» WHAT YOU HAVE TO DO
Below are records. Count every line containing the word "button" and give the number alone.

» RECORDS SHOWN
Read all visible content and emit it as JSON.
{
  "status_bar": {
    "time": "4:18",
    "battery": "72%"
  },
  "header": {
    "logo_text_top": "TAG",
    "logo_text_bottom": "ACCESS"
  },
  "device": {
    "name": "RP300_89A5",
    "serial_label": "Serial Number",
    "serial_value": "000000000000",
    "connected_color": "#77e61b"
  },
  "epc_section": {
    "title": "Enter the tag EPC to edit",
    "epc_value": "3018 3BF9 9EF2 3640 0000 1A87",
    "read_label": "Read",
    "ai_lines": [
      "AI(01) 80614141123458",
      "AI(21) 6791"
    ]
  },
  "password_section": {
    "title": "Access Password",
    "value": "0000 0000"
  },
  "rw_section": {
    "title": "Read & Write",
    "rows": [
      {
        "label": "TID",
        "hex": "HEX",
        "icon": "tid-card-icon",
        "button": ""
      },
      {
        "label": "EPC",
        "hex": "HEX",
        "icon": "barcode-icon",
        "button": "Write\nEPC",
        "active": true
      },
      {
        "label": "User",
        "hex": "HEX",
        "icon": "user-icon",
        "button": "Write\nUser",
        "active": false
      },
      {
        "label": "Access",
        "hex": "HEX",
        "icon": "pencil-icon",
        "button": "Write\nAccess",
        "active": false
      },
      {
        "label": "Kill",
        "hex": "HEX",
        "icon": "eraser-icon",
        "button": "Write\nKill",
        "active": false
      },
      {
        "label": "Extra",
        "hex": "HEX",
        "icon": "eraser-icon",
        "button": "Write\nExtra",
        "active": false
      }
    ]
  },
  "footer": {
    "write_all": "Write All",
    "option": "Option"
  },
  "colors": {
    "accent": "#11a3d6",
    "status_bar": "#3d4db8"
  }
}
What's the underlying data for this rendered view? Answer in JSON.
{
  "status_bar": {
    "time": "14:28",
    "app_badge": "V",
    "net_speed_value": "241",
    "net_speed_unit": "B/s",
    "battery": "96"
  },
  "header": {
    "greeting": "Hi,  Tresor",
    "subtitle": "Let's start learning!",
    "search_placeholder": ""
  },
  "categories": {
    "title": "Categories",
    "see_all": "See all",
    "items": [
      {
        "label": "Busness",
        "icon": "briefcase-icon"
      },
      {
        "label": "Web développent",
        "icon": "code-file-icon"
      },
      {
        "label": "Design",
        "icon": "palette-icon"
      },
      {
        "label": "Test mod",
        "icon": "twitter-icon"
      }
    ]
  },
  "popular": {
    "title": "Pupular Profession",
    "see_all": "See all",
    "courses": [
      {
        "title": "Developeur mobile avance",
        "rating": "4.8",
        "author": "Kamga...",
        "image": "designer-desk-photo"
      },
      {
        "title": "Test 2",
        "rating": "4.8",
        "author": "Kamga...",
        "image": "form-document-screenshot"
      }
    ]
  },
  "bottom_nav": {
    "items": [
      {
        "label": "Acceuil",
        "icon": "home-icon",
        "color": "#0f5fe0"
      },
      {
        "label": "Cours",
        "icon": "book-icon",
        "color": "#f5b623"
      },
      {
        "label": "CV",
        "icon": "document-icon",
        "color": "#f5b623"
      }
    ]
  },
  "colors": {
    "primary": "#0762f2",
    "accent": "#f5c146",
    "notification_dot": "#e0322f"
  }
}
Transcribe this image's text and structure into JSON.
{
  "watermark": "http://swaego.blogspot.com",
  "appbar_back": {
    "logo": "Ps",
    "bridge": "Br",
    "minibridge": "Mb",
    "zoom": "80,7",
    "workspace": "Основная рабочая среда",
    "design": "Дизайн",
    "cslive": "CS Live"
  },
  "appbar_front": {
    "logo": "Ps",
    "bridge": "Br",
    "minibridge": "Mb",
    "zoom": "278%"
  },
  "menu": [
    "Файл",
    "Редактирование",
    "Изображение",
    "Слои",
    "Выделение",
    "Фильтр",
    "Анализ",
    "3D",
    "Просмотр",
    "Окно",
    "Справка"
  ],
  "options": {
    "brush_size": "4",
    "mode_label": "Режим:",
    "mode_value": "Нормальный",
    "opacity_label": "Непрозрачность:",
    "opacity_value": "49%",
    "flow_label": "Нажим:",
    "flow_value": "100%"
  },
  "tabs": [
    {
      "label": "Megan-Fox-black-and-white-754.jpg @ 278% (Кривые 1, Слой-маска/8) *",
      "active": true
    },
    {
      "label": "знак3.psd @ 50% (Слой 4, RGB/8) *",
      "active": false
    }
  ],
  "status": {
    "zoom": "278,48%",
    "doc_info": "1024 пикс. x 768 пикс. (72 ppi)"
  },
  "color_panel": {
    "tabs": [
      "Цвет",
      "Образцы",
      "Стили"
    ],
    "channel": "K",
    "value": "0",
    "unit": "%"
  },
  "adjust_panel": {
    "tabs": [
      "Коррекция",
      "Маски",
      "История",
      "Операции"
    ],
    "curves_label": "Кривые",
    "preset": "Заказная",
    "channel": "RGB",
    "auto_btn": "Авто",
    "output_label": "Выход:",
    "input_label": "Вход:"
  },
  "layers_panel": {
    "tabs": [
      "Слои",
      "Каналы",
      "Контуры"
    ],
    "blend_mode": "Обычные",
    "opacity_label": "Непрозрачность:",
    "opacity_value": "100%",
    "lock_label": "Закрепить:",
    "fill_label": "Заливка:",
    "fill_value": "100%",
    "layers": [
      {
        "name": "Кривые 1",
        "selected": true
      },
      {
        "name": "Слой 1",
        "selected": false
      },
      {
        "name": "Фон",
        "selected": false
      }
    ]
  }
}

» TASK OUTPUT
6